And this essay that I will never forget, about a woman whose child died in her womb, and who couldn’t find anyone to do a dilation and evacuation, the safest procedure for someone in her condition, because it was too controversial:

“I could feel my baby’s dead body inside of mine. This baby had thrilled me with kicks and flutters, those first soft tickles of life bringing a smile to my face and my hand to my rounding belly. Now this baby floated, limp and heavy, from one side to the other, as I rolled in my bed.

And within a day, I started to bleed. My body, with or without a doctor’s help, was starting to expel the fetus. Technically, I was threatening a spontaneous abortion, the least safe of the available options.

I did what any pregnant patient would do. I called my doctor.

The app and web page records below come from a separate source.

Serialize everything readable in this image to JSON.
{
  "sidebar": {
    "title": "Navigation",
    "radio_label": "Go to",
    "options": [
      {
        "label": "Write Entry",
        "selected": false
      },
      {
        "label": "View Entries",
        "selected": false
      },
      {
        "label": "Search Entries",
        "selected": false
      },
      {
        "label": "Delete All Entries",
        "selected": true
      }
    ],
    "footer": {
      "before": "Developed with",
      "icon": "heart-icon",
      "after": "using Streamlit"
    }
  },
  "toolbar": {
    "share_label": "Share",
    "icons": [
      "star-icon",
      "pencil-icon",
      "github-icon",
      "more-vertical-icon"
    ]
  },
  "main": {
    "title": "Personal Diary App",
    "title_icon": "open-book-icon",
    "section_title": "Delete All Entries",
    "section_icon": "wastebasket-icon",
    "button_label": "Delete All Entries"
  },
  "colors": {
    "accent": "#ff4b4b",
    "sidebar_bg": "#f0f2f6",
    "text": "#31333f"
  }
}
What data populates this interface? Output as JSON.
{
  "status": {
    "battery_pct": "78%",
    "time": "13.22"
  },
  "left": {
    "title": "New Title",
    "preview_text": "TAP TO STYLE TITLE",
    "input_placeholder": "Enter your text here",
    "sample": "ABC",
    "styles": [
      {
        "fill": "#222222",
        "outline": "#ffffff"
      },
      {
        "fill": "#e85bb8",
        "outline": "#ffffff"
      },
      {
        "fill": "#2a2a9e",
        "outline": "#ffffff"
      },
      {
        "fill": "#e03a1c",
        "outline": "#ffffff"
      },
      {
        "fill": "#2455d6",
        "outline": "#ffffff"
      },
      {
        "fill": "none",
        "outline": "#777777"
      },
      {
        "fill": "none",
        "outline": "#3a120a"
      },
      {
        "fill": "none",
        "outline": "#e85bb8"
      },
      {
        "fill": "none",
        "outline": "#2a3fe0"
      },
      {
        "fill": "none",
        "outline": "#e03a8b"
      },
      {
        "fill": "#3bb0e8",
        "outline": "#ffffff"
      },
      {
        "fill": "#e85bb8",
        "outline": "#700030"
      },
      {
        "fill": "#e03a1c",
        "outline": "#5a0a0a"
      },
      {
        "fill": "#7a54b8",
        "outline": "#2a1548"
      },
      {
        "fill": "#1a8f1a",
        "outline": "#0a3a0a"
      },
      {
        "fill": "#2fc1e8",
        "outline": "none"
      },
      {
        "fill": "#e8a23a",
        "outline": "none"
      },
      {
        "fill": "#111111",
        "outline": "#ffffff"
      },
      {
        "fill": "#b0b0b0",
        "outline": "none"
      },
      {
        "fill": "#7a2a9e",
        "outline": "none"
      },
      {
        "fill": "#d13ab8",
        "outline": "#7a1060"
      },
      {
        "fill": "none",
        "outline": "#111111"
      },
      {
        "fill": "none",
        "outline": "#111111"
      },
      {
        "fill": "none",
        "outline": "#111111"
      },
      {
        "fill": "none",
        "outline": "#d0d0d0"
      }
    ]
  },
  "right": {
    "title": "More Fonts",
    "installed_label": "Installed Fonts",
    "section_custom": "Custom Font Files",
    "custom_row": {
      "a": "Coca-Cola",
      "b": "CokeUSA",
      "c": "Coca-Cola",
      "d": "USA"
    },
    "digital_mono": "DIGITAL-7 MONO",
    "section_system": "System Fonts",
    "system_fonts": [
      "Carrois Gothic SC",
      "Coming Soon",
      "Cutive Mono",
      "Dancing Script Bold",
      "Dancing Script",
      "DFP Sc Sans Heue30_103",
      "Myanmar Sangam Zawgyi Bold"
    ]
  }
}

And she advised me to wait. (…)

On my fourth morning, with the bleeding and cramping increasing, I couldn’t wait any more. I called my doctor and was told that since I wasn’t hemorrhaging, I should not come in. Her partner, on call, pedantically explained that women can safely lose a lot of blood, even during a routine period.

I began calling labor and delivery units at the top five medical centers in my area. I told them I had been 19 weeks along. The baby is dead. I’m bleeding, I said. I’m scheduled for a D&E in a few days. If I come in right now, what could you do for me, I asked.

Don’t come in, they told me again and again. “Go to your emergency room if you are hemorrhaging to avoid bleeding to death. No one here can do a D&E today, and unless you’re really in active labor you’re safer to wait.””

Why didn’t her own Ob/Gyn do the procedure?

“I can’t do these myself,” said my doctor. “I trained at a Catholic hospital.”

George Tiller endured decades of terrorism to help women like these, women in unspeakably awful situations whom very few people were willing to help, given the price domestic terrorists had decided that anyone who helped them would have to pay. Now he has given his life.